This display even has a 2.5D curved screen, making it more suitable for the curvature of the human retina, which can make all the difference when reacting to sudden obstacles or other hazards.
Both installation and operation are easy, with the dashcam attached to the rearview mirror with rubber straps and connected to the car’s charger via a cable that easily tucks away into the interior panel.
It’s also smarter than many other backup cameras and includes a reversing aid system, parking monitoring, GPS functioning, and even a handy Lane Departure warning system.
It’s an impressive roster of tools that, thankfully, are intuitive to activate through the neat user interface and help make navigation a dream.
You can also record video to the SD card which comes included in the package, with loop recording present so when the card is full the oldest video files stored will be automatically overwritten.
While rearview mirror-mounted backup cameras aren’t for everyone, this Wolfbox model offers exceptional usability and design likely to entice new adopters.
How to Install a Wireless Backup Camera
Installing a backup camera isn’t actually as hard as you might imagine, as long as it’s a wireless unit!
(If you’ve purchased one with cables, you’ll need to find a neat way to run them from the back of your vehicle to the head unit, so it’s usually not recommended as a DIY task.)
Follow the steps in the video above to install your reversing camera above your license plate, making sure the viewing angle suits your needs.
An inspection (borescope) camera is a handy tool to be able to visually inspect the wiring, especially if you’re running the wires the length of the car in tight or hard to access areas.
Frequently Asked Questions about Wireless Backup Cameras
Do wireless backup cameras work well?
Most wireless backup cameras are reliable, although as with any device which uses a digital signal, there can be issues from time to time.
Signal lag and interference can sometimes cause issues with loss of picture, although this is more prevalent in cheaper products.
What is the average cost of a backup camera?
It’s possible to pick up a cheap backup camera for around $20, with mid-budget models costing around $100.

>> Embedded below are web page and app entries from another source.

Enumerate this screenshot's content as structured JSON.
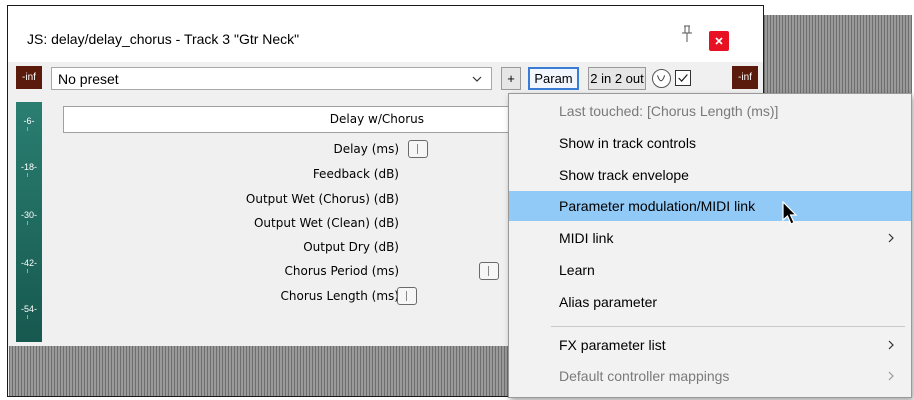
{
  "window": {
    "title": "JS: delay/delay_chorus - Track 3 \"Gtr Neck\""
  },
  "toolbar": {
    "vu_left": "-inf",
    "vu_right": "-inf",
    "preset_value": "No preset",
    "plus_label": "+",
    "param_label": "Param",
    "io_label": "2 in 2 out",
    "enabled_checked": true
  },
  "meter": {
    "ticks": [
      "-6-",
      "-18-",
      "-30-",
      "-42-",
      "-54-"
    ]
  },
  "plugin": {
    "name": "Delay w/Chorus",
    "params": [
      {
        "label": "Delay (ms)",
        "level": 0.0
      },
      {
        "label": "Feedback (dB)"
      },
      {
        "label": "Output Wet (Chorus) (dB)"
      },
      {
        "label": "Output Wet (Clean) (dB)"
      },
      {
        "label": "Output Dry (dB)"
      },
      {
        "label": "Chorus Period (ms)"
      },
      {
        "label": "Chorus Length (ms)"
      }
    ]
  },
  "menu": {
    "items": [
      {
        "label": "Last touched: [Chorus Length (ms)]",
        "disabled": true,
        "submenu": false
      },
      {
        "label": "Show in track controls",
        "disabled": false,
        "submenu": false
      },
      {
        "label": "Show track envelope",
        "disabled": false,
        "submenu": false
      },
      {
        "label": "Parameter modulation/MIDI link",
        "disabled": false,
        "submenu": false,
        "highlighted": true
      },
      {
        "label": "MIDI link",
        "disabled": false,
        "submenu": true
      },
      {
        "label": "Learn",
        "disabled": false,
        "submenu": false
      },
      {
        "label": "Alias parameter",
        "disabled": false,
        "submenu": false
      },
      {
        "label": "FX parameter list",
        "disabled": false,
        "submenu": true
      },
      {
        "label": "Default controller mappings",
        "disabled": true,
        "submenu": true
      }
    ]
  },
  "colors": {
    "close_button": "#e81123",
    "vu_cap": "#5b1b0c",
    "meter_top": "#2a7e71",
    "meter_bottom": "#17584f",
    "menu_highlight": "#91c9f7",
    "param_button_border": "#3a7bd5"
  },
  "icons": {
    "pin": "pin-icon",
    "close": "close-icon",
    "dropdown": "chevron-down-icon",
    "knob": "knob-icon",
    "check": "check-icon",
    "submenu": "chevron-right-icon",
    "cursor": "mouse-cursor-icon"
  }
}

High-end cameras can set you back a price approaching $1,000, although this level of budget is overkill for most drivers.
If you’re not investing in a wireless backup camera, it’s worth bearing in mind you may have additional costs to pay for its installation.
What is the difference between a backup camera and a rear-view camera?
While backup cameras and rear-view cameras are similar, there are a couple of important differences to consider.
A backup camera is designed to turn on whenever you enter reverse and will display your reversing path, often with guidelines to assist.
A rear-view camera works in much the same way as your rear-view mirror, and you can turn this on any time you like to check what’s directly behind your vehicle.
How long does it take to install a backup camera?
Some basic wireless backup cameras can be installed in very little time, taking between 30 and 45 minutes from opening the box to being ready to use.
On average, you can expect to spend 2-3 hours of time getting your backup camera installed, depending on how much experience you have with the process.
Aside from the occasionally mediocre transmission quality and reception of the average wireless backup camera, there really isn’t much to dislike about these helpful gadgets.
They’re all-around the $100-mark, can be installed relatively quickly by a car mechanic, and best of all, can prevent you from causing thousands of dollars of damage to your vehicle or someone else’s.
Backup cameras are also obviously an important way to avoid accidents with pedestrians or animals.
So, will you be fixing a reversing camera to your car or truck this year? Let us know in the comments, and safe driving!
Disclaimer: All recommendations are impartial and based on user experience, with no bias to the products or the brand. The products in this post may contain affiliate links.
Andy Dilks is an experienced landscape photographer and former games industry veteran. When he isn’t taking photos or reviewing the latest tech gadgets, you can find him hiking and wild camping in the Peak District.